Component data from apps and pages
########################################

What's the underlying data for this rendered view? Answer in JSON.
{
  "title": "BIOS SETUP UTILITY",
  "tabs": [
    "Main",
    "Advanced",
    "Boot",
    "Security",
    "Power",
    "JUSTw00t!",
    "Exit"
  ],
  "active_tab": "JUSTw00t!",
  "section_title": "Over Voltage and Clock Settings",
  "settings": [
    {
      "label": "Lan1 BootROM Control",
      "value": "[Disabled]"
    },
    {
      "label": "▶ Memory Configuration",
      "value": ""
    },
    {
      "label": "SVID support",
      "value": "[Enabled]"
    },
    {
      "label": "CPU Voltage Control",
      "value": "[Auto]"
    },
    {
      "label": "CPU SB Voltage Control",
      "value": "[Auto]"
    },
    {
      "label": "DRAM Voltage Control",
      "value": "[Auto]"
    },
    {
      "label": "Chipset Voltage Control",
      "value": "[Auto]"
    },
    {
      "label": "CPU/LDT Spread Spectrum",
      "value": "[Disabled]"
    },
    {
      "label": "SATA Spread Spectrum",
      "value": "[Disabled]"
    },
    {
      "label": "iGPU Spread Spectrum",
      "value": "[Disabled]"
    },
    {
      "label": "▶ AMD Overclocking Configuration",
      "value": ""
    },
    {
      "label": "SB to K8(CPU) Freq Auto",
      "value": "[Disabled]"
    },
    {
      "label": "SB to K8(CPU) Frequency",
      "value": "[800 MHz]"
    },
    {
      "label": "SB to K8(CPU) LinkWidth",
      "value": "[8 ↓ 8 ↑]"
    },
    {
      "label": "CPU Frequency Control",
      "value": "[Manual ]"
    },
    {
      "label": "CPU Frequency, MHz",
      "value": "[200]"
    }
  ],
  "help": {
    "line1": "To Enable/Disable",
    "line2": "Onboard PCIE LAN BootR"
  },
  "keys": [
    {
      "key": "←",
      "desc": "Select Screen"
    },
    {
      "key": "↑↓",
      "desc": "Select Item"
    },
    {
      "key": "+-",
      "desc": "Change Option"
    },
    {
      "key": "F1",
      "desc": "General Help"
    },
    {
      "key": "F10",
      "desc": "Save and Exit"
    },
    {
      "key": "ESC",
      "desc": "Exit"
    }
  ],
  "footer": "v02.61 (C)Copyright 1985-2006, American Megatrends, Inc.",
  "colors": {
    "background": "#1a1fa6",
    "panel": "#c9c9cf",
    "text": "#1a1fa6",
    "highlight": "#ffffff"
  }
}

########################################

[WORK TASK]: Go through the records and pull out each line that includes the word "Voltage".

[WRITTEN SOLUTION]:
  "section_title": "Over Voltage and Clock Settings",
      "label": "CPU Voltage Control",
      "label": "CPU SB Voltage Control",
      "label": "DRAM Voltage Control",
      "label": "Chipset Voltage Control",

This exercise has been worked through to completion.